“Someone is behind you,” she heard her sister say, in Arabic.
It was Tuesday afternoon, around 2 p.m., on the main floor of Zimmerman Library. It was Election Day, the culmination of one of the more divisive presidential campaigns in recent history, and America was waiting to find out who would lead the country for the next four years.
Students filled the library as they usually do, studying and chatting quietly in small groups.
This was the scene when, while working on homework with her sister and friends, one UNM student was targeted for her headscarf, referred to as the common hijab customarily worn by Muslim women.
Before the incident, the student said she noticed her sister looking around nervously and giving her a strange look, which is when she told her someone was behind her.
Turning around, the student said she was faced with a man she recognized from class, just as he was reaching toward her forehead.
She said he was aiming for her hijab, trying to pull it off her head.
Reacting quickly, she leaned away from his approach.
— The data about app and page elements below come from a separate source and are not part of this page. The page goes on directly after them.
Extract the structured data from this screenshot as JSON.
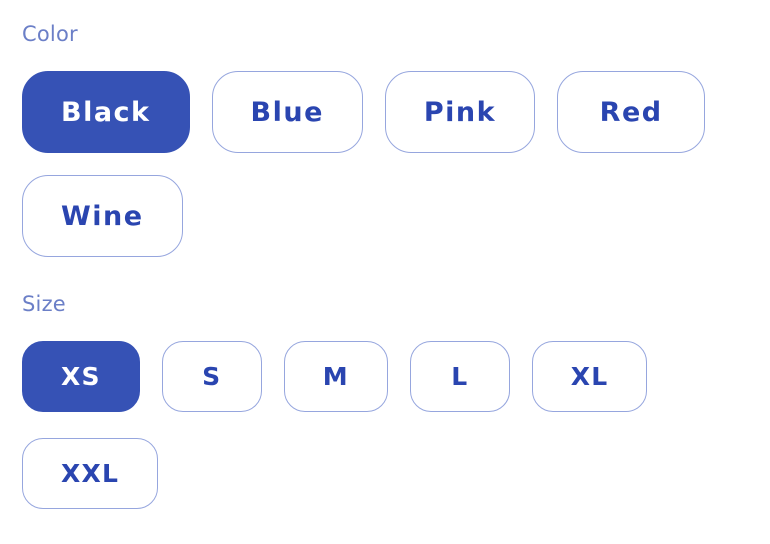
{
  "theme": {
    "accent": "#3652B5",
    "chip_border": "#96A6DE",
    "chip_text": "#2A45B0",
    "label_text": "#6B7FC7",
    "selected_text": "#FFFFFF",
    "background": "#FFFFFF"
  },
  "groups": [
    {
      "label": "Color",
      "selected": "Black",
      "options": [
        {
          "label": "Black",
          "selected": true
        },
        {
          "label": "Blue",
          "selected": false
        },
        {
          "label": "Pink",
          "selected": false
        },
        {
          "label": "Red",
          "selected": false
        },
        {
          "label": "Wine",
          "selected": false
        }
      ]
    },
    {
      "label": "Size",
      "selected": "XS",
      "options": [
        {
          "label": "XS",
          "selected": true
        },
        {
          "label": "S",
          "selected": false
        },
        {
          "label": "M",
          "selected": false
        },
        {
          "label": "L",
          "selected": false
        },
        {
          "label": "XL",
          "selected": false
        },
        {
          "label": "XXL",
          "selected": false
        }
      ]
    }
  ]
}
He then reached for her arm, shaking her repeatedly.
The student said she then stood up, removing herself from his grasp and asking the man, “What was that for?”
He initially looked shocked by her reaction, she said, and then explained to her his frustrations about not being able to retaliate when people speak negatively about President-elect Donald Trump.
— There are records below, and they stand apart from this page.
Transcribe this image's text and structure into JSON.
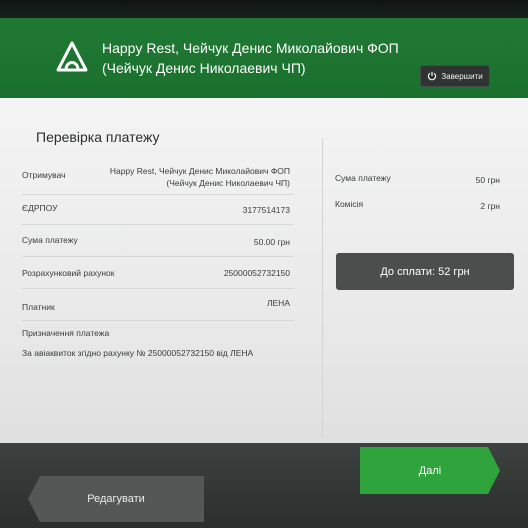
{
  "header": {
    "merchant_line1": "Happy Rest, Чейчук Денис Миколайович ФОП",
    "merchant_line2": "(Чейчук Денис Николаевич ЧП)",
    "exit_label": "Завершити"
  },
  "payment": {
    "title": "Перевірка платежу",
    "rows": [
      {
        "label": "Отримувач",
        "value_line1": "Happy Rest, Чейчук Денис Миколайович ФОП",
        "value_line2": "(Чейчук Денис Николаевич ЧП)"
      },
      {
        "label": "ЄДРПОУ",
        "value": "3177514173"
      },
      {
        "label": "Сума платежу",
        "value": "50.00 грн"
      },
      {
        "label": "Розрахунковий рахунок",
        "value": "25000052732150"
      },
      {
        "label": "Платник",
        "value": "ЛЕНА"
      }
    ],
    "purpose_label": "Призначення платежа",
    "purpose_value": "За авіаквиток згідно рахунку № 25000052732150 від ЛЕНА"
  },
  "summary": {
    "amount_label": "Сума платежу",
    "amount_value": "50 грн",
    "fee_label": "Комісія",
    "fee_value": "2 грн",
    "to_pay": "До сплати: 52 грн"
  },
  "footer": {
    "edit_label": "Редагувати",
    "next_label": "Далі"
  },
  "colors": {
    "brand_green": "#1f7a33",
    "next_button": "#2fa33c",
    "dark_box": "#4a4e4c"
  },
  "icons": {
    "logo": "privatbank-logo-icon",
    "exit": "power-icon"
  }
}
The student — who said she hardly knew the man and had never spoken about politics with him before — stood in disbelief.
“You can say anything you want to me and I don’t mind,” she responded at the time. “You can tell me anything you want and I probably won’t even respond. But as soon as you put your hands on me, you touch me. You physically assault me. That’s when things become serious.”
They stood there in conversation for the next few minutes, she said, which is when she noticed the atmosphere of the room around her.
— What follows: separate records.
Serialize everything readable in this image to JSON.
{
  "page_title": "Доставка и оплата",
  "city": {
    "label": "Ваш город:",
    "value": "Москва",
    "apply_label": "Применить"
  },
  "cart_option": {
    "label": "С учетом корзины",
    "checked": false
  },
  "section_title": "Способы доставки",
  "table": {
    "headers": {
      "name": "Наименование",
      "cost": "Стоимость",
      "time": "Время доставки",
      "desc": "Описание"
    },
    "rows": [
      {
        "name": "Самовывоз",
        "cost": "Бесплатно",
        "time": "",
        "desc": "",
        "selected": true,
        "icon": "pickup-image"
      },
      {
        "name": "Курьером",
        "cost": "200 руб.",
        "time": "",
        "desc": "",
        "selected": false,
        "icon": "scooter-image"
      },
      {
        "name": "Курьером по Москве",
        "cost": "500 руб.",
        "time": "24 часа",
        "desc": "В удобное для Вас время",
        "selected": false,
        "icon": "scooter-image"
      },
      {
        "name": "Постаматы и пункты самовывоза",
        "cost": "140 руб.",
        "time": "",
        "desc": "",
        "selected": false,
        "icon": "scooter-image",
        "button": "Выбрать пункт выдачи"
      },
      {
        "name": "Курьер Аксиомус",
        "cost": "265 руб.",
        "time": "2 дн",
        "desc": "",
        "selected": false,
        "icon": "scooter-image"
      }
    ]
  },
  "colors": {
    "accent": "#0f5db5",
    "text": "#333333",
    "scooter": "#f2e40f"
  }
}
Everyone appeared uncomfortable but, to her surprise, no one stood up in her defense.
The man eventually left and the student said she rejoined her sister and friends.
“As soon as I sat down, everyone else just looked shocked. They were just frozen,” she said. “That whole time, no one said a word. No one knew what to do.”
After the incident, the student said she was scared to report it to anyone, fearing her next encounter with the man in their shared class.
It was at this point that she said she tweeted about what had happened to her.
The tweet, which read “Guys, a trump supporter tried pulling off my hijab... This is not a joke anymore, all non-whites have become targets. Stay safe,” has since been retweeted nearly 20,000 times, and has garnered a spectrum of responses, some supportive and some negatively charged.
Through it all, the student said she tried to remain anonymous.
“I think social media is both positive and negative. It’s positive because people need to know this is really happening,” she said. “Then there’s those people that don’t believe it happened. They think I’m lying and doing this for attention. But for me, whenever I talk to news or even on Twitter, I try to stay anonymous. I don’t want this for myself at all. I don’t want any negative attention.”
After speaking with her family and reading several of the responses on social media, she said she decided to report the incident.
The student went to the Office of Equal Opportunity and explained the situation, saying her biggest concern was that no one had come to her aid.
They discussed her options and she said she eventually decided she did not want to bring any charges against the man.
“He did make a mistake. But I think, since he is in my class, I might get the opportunity to talk to him personally and explain to him that what he did affected me and affected the people that were around me,” she said.
UNMPD later contacted her to make sure she was safe after hearing about the incident.
“The Office of Equal Opportunity is very concerned about hate-bias or discriminatory incidents on campus this week, as we value the diversity of our students, faculty and staff. We also emphasize the importance of respectful dialogue on campus,” said OEO Director Francie Cordova. “OEO is the campus location to report any civil rights concerns. We will also guide any faculty, staff or student to any additional resources they may need.”
One of those resources coming up this week is an OEO-organized event. Officials will hold Kindness Corner on Tuesday from 2:00 to 4:00 p.m. in Mesa Vista Hall, an event designed to encourage kindness and respect for all students in a time when emotions are running high following Election Day’s surprising outcome.
“I feel like that if someone had come after or during and stood up for me, then I wouldn’t have even felt the need to put it on Twitter,” she said. “But since no one came up to me, I thought, ‘OK, this is going on and people don’t really know what to do.’ Just whenever you see something like this happening, stand up for whoever is being affected. That’s it. It just takes one word or one action to change a whole person’s perspective.”
Gabriela Garcia Huff is a news reporter at the Daily Lobo. She can be reached at firstname.lastname@example.org or on Twitter @thegreen_gablin.